5 PHASES OF WRITING (in summary):


Phase 1: The Excitement!

You shout, “This is the BEST thing since sliced bread! I LOVE YOU book! Go make it BIG.” (Click on picture for fun celebratory dance.)



Phase 2: Nervous Nelly.

Question you send to publisher, agent, editor: “Soooo did you love my book?” Followed by sweaty palms galore. (see, Chandler Bing)



Phase 3: Awkward Silence…

…Days, weeks, months.

You say to yourself, “Where is that darn reply?”



Phase 4: Rejection. Rejection. Rejection.

Publisher writes, “We’re sorry but this work just isn’t right for us at this time. We wish you the best with it elsewhere. Keep us in mind for future projects.
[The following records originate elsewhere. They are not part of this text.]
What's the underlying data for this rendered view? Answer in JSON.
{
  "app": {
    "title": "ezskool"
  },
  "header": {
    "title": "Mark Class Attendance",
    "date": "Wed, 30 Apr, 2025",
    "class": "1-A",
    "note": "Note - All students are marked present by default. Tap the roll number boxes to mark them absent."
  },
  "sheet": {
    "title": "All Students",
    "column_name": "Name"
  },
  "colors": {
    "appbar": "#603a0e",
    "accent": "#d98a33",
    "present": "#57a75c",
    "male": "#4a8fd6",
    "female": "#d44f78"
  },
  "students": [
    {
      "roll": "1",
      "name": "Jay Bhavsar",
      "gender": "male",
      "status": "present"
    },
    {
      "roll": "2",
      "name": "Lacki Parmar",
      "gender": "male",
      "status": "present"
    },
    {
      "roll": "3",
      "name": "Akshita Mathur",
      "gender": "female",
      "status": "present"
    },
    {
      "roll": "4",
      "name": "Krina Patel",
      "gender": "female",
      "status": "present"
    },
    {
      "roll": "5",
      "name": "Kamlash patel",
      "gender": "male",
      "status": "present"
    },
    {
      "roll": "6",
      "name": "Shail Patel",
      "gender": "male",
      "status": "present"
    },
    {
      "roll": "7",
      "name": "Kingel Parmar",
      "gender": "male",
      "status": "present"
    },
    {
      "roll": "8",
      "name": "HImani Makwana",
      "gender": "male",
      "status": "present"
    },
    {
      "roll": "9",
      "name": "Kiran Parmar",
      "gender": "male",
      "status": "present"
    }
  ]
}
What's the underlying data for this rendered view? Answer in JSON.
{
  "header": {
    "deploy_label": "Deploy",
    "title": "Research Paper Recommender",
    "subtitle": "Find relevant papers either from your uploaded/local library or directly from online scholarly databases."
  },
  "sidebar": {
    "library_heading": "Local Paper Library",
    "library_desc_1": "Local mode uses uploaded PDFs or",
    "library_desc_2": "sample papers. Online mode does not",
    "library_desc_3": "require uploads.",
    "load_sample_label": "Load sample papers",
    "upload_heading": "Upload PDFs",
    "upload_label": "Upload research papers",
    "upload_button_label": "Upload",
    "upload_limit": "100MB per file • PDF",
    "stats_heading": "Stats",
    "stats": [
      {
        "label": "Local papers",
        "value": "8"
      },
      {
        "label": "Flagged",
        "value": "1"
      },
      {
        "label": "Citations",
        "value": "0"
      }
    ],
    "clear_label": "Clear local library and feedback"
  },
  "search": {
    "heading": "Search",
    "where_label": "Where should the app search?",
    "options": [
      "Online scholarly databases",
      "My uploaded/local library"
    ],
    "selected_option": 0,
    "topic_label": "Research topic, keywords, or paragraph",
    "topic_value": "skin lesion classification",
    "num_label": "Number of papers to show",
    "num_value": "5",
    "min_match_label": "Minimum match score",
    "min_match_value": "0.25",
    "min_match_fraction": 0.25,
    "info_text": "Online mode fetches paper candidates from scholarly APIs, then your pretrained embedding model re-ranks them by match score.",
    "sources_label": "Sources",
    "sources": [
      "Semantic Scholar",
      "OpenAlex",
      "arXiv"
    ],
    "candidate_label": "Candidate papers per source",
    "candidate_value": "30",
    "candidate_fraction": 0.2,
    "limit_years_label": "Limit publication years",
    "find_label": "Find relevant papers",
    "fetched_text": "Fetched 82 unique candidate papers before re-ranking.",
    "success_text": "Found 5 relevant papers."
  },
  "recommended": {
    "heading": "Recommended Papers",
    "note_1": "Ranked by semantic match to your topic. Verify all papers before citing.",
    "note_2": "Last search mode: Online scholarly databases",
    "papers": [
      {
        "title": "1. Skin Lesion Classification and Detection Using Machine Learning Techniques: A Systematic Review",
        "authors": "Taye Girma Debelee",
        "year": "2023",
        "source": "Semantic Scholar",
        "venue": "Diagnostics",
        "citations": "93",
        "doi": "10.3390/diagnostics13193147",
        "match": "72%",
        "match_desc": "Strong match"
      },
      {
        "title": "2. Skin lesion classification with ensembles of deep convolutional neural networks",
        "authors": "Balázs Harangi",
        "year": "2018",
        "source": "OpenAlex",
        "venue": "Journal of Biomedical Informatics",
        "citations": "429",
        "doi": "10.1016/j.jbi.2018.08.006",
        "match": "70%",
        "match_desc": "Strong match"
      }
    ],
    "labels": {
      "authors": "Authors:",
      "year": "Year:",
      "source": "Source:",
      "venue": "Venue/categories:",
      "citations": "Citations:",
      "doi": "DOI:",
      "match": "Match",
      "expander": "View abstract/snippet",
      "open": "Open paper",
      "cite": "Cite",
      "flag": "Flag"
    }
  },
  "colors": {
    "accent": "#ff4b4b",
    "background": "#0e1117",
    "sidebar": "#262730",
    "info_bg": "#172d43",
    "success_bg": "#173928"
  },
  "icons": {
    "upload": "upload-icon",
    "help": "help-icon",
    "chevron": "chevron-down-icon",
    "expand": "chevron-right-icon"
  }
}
Thanks.”



Phase 5: The Attempt To Stand Back Up.

Recover. Pick up the spilled milk. March on towards that next publisher, say, “Pick me!”

**All the while not walking with a limp.



May your encounters be sweet in the publishing world this week! Remember: they’re just words typed on a keyboard – somewhere. Nothing personal. Keep at it!